To determine the strategy that is the most appropriate for the reduction of AL after laparoscopic rectal cancer surgery, many factors have to be controlled and an expert surgeon is required. In the present study, we adjusted many nonmodifiable variables (patient and tumor factors) known to be associated with AL after rectal cancer surgery, using RA-CUSUM analysis. The surgeon could control tension at the anastomosis site, vascular supply, stapler use, and diverting stoma creation. We believe that reduction of tension at the anastomosis site is the most critical factor, and this can be assessed in the operating room. In our study, after more than 500 cases of laparoscopic rectal cancer surgery, analyses to determine whether the use of a transanal drainage tube could reduce the AL rate were performed. We did not find a significant association, even using a propensity score analysis [24]. The surgeon was considered to have sufficient surgical experience at this point, and more than 90% of the stapling procedures were performed using single firing, and most vascular ligations were performed at the origin of the inferior mesenteric artery, as described in the methods.
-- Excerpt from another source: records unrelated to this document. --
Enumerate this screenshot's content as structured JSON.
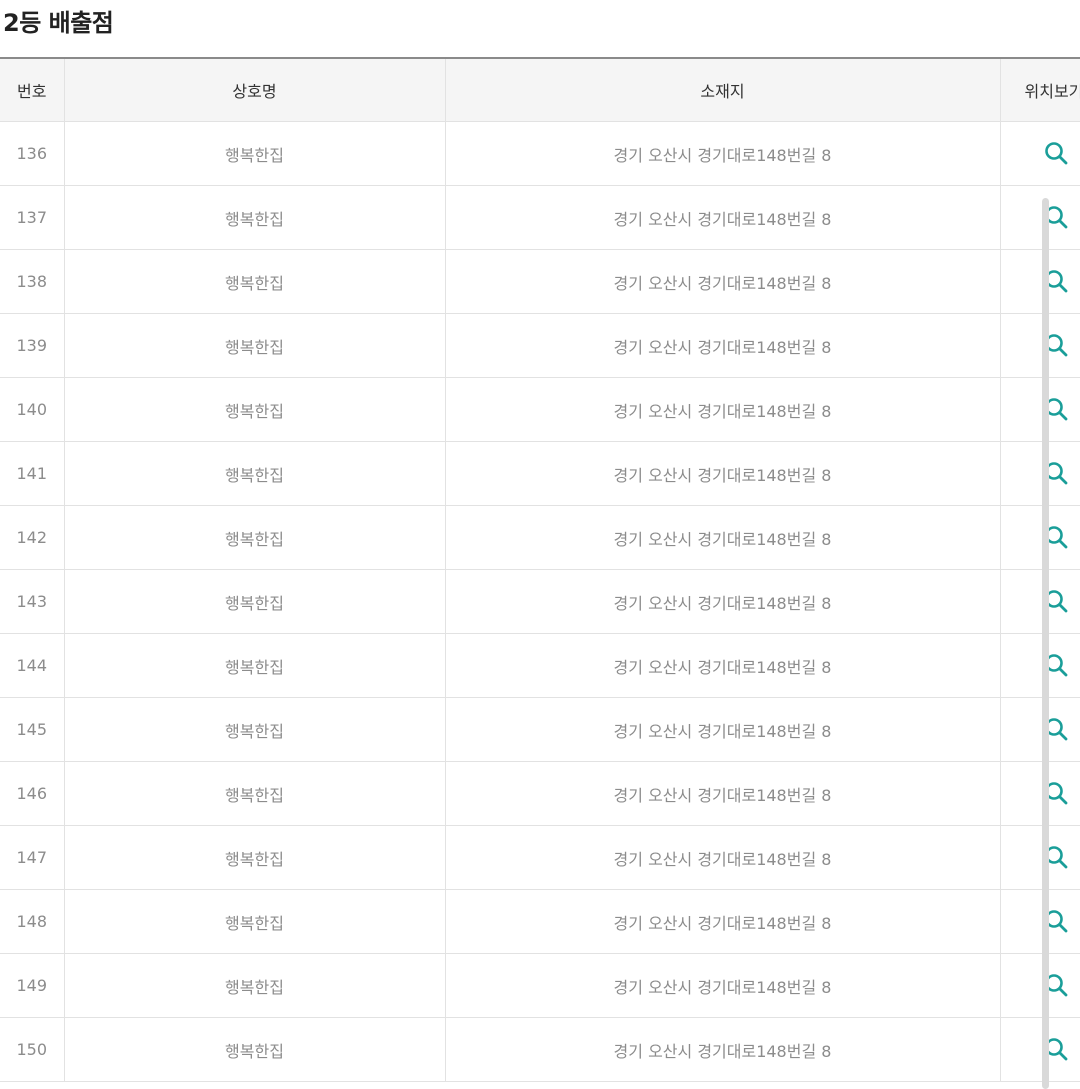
{
  "page": {
    "title": "2등 배출점"
  },
  "table": {
    "headers": {
      "number": "번호",
      "store_name": "상호명",
      "address": "소재지",
      "location": "위치보기"
    },
    "rows": [
      {
        "number": "136",
        "store_name": "행복한집",
        "address": "경기 오산시 경기대로148번길 8"
      },
      {
        "number": "137",
        "store_name": "행복한집",
        "address": "경기 오산시 경기대로148번길 8"
      },
      {
        "number": "138",
        "store_name": "행복한집",
        "address": "경기 오산시 경기대로148번길 8"
      },
      {
        "number": "139",
        "store_name": "행복한집",
        "address": "경기 오산시 경기대로148번길 8"
      },
      {
        "number": "140",
        "store_name": "행복한집",
        "address": "경기 오산시 경기대로148번길 8"
      },
      {
        "number": "141",
        "store_name": "행복한집",
        "address": "경기 오산시 경기대로148번길 8"
      },
      {
        "number": "142",
        "store_name": "행복한집",
        "address": "경기 오산시 경기대로148번길 8"
      },
      {
        "number": "143",
        "store_name": "행복한집",
        "address": "경기 오산시 경기대로148번길 8"
      },
      {
        "number": "144",
        "store_name": "행복한집",
        "address": "경기 오산시 경기대로148번길 8"
      },
      {
        "number": "145",
        "store_name": "행복한집",
        "address": "경기 오산시 경기대로148번길 8"
      },
      {
        "number": "146",
        "store_name": "행복한집",
        "address": "경기 오산시 경기대로148번길 8"
      },
      {
        "number": "147",
        "store_name": "행복한집",
        "address": "경기 오산시 경기대로148번길 8"
      },
      {
        "number": "148",
        "store_name": "행복한집",
        "address": "경기 오산시 경기대로148번길 8"
      },
      {
        "number": "149",
        "store_name": "행복한집",
        "address": "경기 오산시 경기대로148번길 8"
      },
      {
        "number": "150",
        "store_name": "행복한집",
        "address": "경기 오산시 경기대로148번길 8"
      }
    ],
    "location_icon": "search-icon"
  },
  "colors": {
    "accent": "#1a9e99",
    "header_bg": "#f5f5f5",
    "cell_text": "#8c8c8c",
    "grid_line": "#e2e2e2",
    "scrollbar": "#d9d9d9"
  }
}
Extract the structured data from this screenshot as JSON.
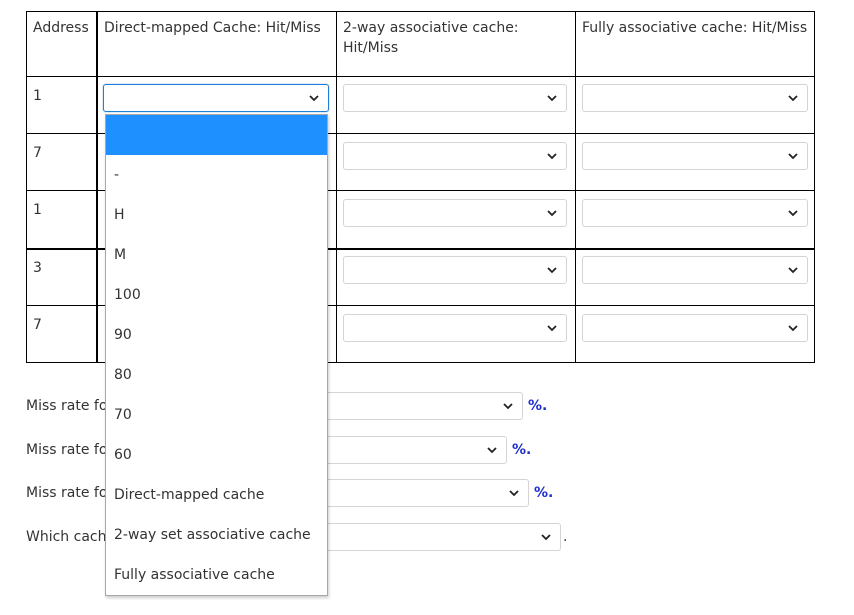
{
  "table": {
    "headers": {
      "address": "Address",
      "direct_mapped": "Direct-mapped Cache: Hit/Miss",
      "two_way": "2-way associative cache: Hit/Miss",
      "fully": "Fully associative cache: Hit/Miss"
    },
    "rows": [
      {
        "address": "1"
      },
      {
        "address": "7"
      },
      {
        "address": "1"
      },
      {
        "address": "3"
      },
      {
        "address": "7"
      }
    ]
  },
  "questions": [
    {
      "label": "Miss rate fo",
      "suffix": "%."
    },
    {
      "label": "Miss rate fo",
      "suffix": "%."
    },
    {
      "label": "Miss rate fo",
      "suffix": "%."
    },
    {
      "label": "Which cach",
      "suffix": "."
    }
  ],
  "dropdown": {
    "options": [
      "",
      "-",
      "H",
      "M",
      "100",
      "90",
      "80",
      "70",
      "60",
      "Direct-mapped cache",
      "2-way set associative cache",
      "Fully associative cache"
    ],
    "highlighted_index": 0,
    "highlight_color": "#1e90ff"
  },
  "colors": {
    "focus_border": "#1f7fd6",
    "percent_text": "#1e2fd0"
  },
  "icons": {
    "select_arrow": "chevron-down-icon"
  }
}
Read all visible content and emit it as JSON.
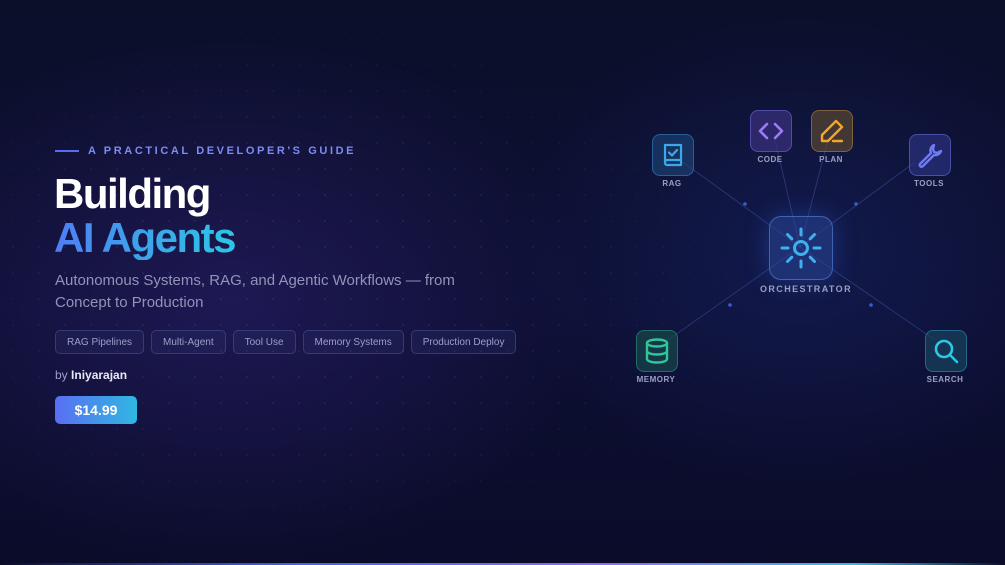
{
  "eyebrow": "A PRACTICAL DEVELOPER'S GUIDE",
  "title": {
    "line1": "Building",
    "line2": "AI Agents"
  },
  "subtitle": "Autonomous Systems, RAG, and Agentic Workflows — from Concept to Production",
  "tags": [
    "RAG Pipelines",
    "Multi-Agent",
    "Tool Use",
    "Memory Systems",
    "Production Deploy"
  ],
  "byline": {
    "prefix": "by",
    "author": "Iniyarajan"
  },
  "price": "$14.99",
  "diagram": {
    "center": {
      "label": "ORCHESTRATOR",
      "icon": "sun-icon"
    },
    "nodes": [
      {
        "label": "RAG",
        "icon": "book-check-icon",
        "color": "#3aa8ea"
      },
      {
        "label": "CODE",
        "icon": "code-brackets-icon",
        "color": "#9b7cf5"
      },
      {
        "label": "PLAN",
        "icon": "pencil-icon",
        "color": "#f2a52b"
      },
      {
        "label": "TOOLS",
        "icon": "wrench-icon",
        "color": "#6d7cf2"
      },
      {
        "label": "MEMORY",
        "icon": "database-icon",
        "color": "#2fc79a"
      },
      {
        "label": "SEARCH",
        "icon": "search-icon",
        "color": "#2dc6e6"
      }
    ]
  },
  "colors": {
    "accent": "#5a6ef2",
    "cyan": "#2dc6e6",
    "background": "#0c0f30"
  }
}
When extended surgical resection and high ligation are needed for advanced rectal cancer, we strongly recommend extended SFM as the routine procedure. This procedure has the advantage of sufficient resection of the irradiated bowel, which will increase the likelihood of a stable anastomosis.
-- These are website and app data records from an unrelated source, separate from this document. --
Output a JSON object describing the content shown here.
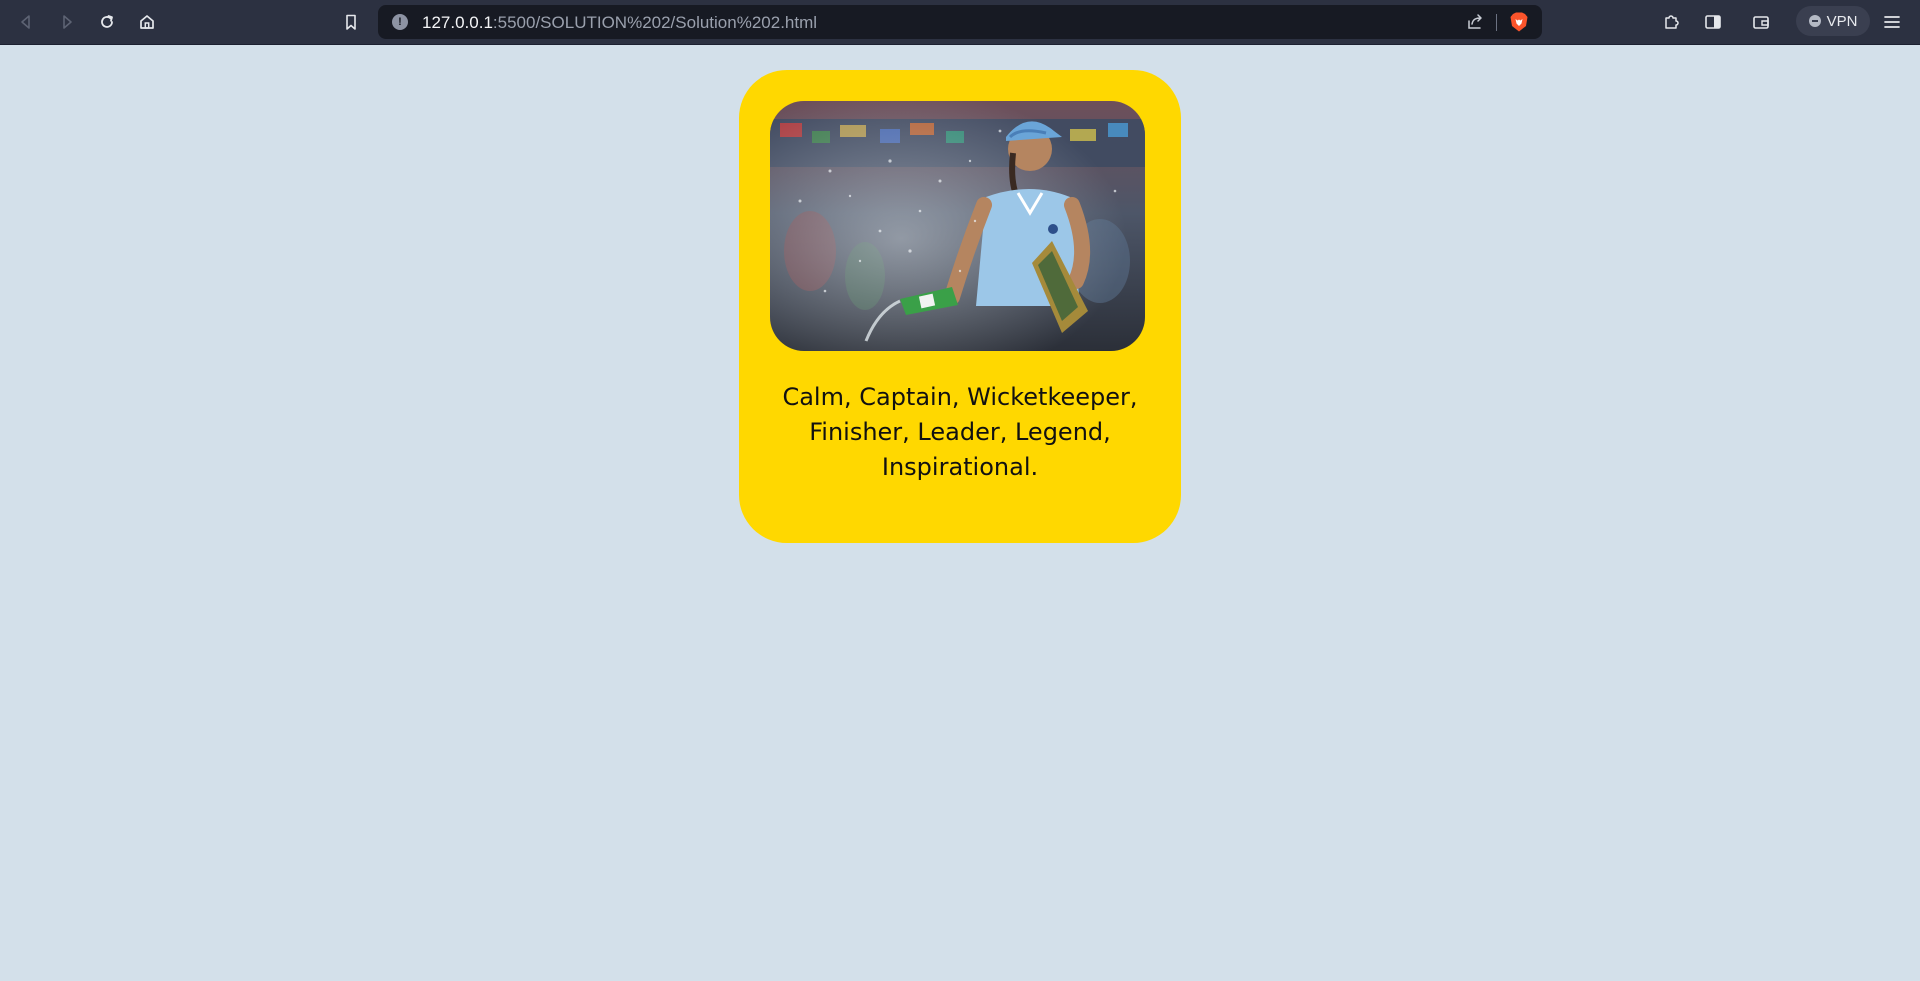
{
  "browser": {
    "url_host": "127.0.0.1",
    "url_path": ":5500/SOLUTION%202/Solution%202.html",
    "vpn_label": "VPN",
    "icons": {
      "back": "back-icon",
      "forward": "forward-icon",
      "reload": "reload-icon",
      "home": "home-icon",
      "bookmark": "bookmark-icon",
      "site_info": "site-info-icon",
      "share": "share-icon",
      "brave_shields": "brave-shield-icon",
      "extensions": "puzzle-icon",
      "sidebar": "sidebar-icon",
      "wallet": "wallet-icon",
      "menu": "hamburger-icon"
    }
  },
  "card": {
    "caption": "Calm, Captain, Wicketkeeper, Finisher, Leader, Legend, Inspirational.",
    "image": "cricketer-celebration-photo"
  },
  "colors": {
    "page_background": "#d3e0ea",
    "card_background": "#ffd800",
    "toolbar_background": "#2c3141",
    "urlbar_background": "#171a23"
  }
}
The present study has several limitations. First, preoperative CRT has been shown to be a potential risk factor for AL [1618]. However, some prospective trials have reported that preoperative CRT does not influence the AL rate [2, 3, 35]. Therefore, it remains controversial whether preoperative CRT is a risk factor for AL. In our study, we not only failed to find a significant association between preoperative CRT and AL but also excluded the majority of patients treated with preoperative CRT. Actually, we considered preoperative CRT as a risk factor for AL and used a diverting stoma in most of the patients who had undergone preoperative CRT. Of the 736 patients included in this study, only 53 patients (7.2%) had undergone preoperative CRT. As a result, the patients included in this study were subjectively considered as having a low risk for AL by the surgeon during anastomosis, and this might have caused selection bias. This might explain the relatively wide discrepancy of the calibration curve in the high-risk patient group. A preventive diverting stoma was made in patients with high-risk factors, which might reduce the actual occurrence of AL when compared to its predictive probability. Second, external validation was not performed. However, the factors identified in this study are well known and have been evaluated previously.
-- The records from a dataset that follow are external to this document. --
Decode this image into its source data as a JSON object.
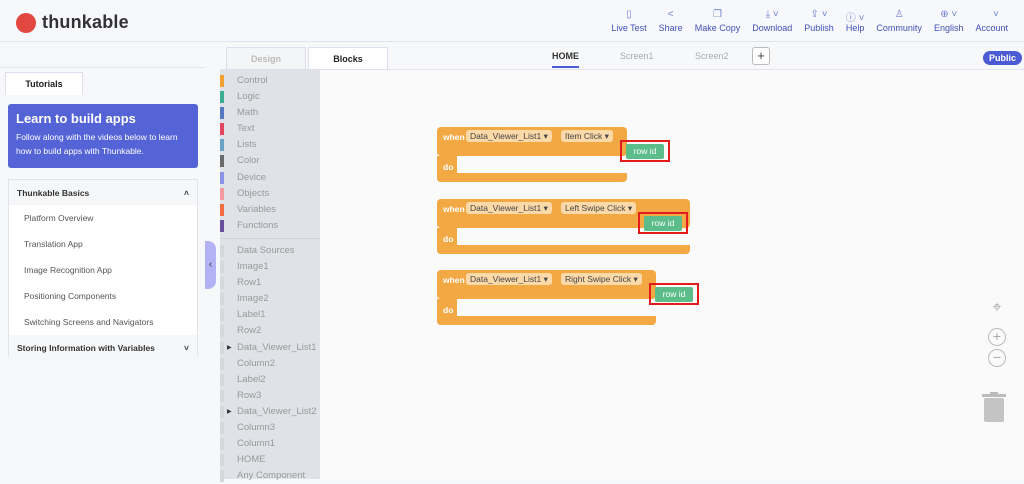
{
  "header": {
    "brand": "thunkable",
    "nav": [
      {
        "label": "Live Test",
        "icon": "phone-icon"
      },
      {
        "label": "Share",
        "icon": "share-icon"
      },
      {
        "label": "Make Copy",
        "icon": "copy-icon"
      },
      {
        "label": "Download",
        "icon": "download-icon"
      },
      {
        "label": "Publish",
        "icon": "publish-icon"
      },
      {
        "label": "Help",
        "icon": "info-icon"
      },
      {
        "label": "Community",
        "icon": "community-icon"
      },
      {
        "label": "English",
        "icon": "globe-icon"
      },
      {
        "label": "Account",
        "icon": "account-icon"
      }
    ]
  },
  "left": {
    "tab": "Tutorials",
    "banner_title": "Learn to build apps",
    "banner_text": "Follow along with the videos below to learn how to build apps with Thunkable.",
    "section1": "Thunkable Basics",
    "items": [
      "Platform Overview",
      "Translation App",
      "Image Recognition App",
      "Positioning Components",
      "Switching Screens and Navigators"
    ],
    "section2": "Storing Information with Variables"
  },
  "tabs": {
    "design": "Design",
    "blocks": "Blocks",
    "screens": [
      "HOME",
      "Screen1",
      "Screen2"
    ],
    "add": "+",
    "public": "Public"
  },
  "toolbox": {
    "builtin": [
      {
        "label": "Control",
        "color": "#f2a032"
      },
      {
        "label": "Logic",
        "color": "#3aae93"
      },
      {
        "label": "Math",
        "color": "#5576c0"
      },
      {
        "label": "Text",
        "color": "#e0465e"
      },
      {
        "label": "Lists",
        "color": "#6ba3c7"
      },
      {
        "label": "Color",
        "color": "#6b6b6b"
      },
      {
        "label": "Device",
        "color": "#8a93e6"
      },
      {
        "label": "Objects",
        "color": "#f29aa0"
      },
      {
        "label": "Variables",
        "color": "#f26b45"
      },
      {
        "label": "Functions",
        "color": "#6a4e9e"
      }
    ],
    "components": [
      "Data Sources",
      "Image1",
      "Row1",
      "Image2",
      "Label1",
      "Row2",
      "Data_Viewer_List1",
      "Column2",
      "Label2",
      "Row3",
      "Data_Viewer_List2",
      "Column3",
      "Column1",
      "HOME",
      "Any Component"
    ]
  },
  "blocks": [
    {
      "when": "when",
      "component": "Data_Viewer_List1",
      "event": "Item Click",
      "do": "do",
      "param": "row id"
    },
    {
      "when": "when",
      "component": "Data_Viewer_List1",
      "event": "Left Swipe Click",
      "do": "do",
      "param": "row id"
    },
    {
      "when": "when",
      "component": "Data_Viewer_List1",
      "event": "Right Swipe Click",
      "do": "do",
      "param": "row id"
    }
  ]
}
5. Conclusion

Our nomogram for predicting AL after laparoscopic rectal cancer surgery might be helpful to identify the individual risk of AL. Furthermore, extended SFM might be the most appropriate strategy for reducing AL in patients treated with laparoscopic cancer surgery.

Conflicts of Interest

Drs. Chang Hyun Kim, Soo Young Lee, Hyeong Rok Kim, and Young Jin Kim have no conflicts of interest or financial ties to disclose.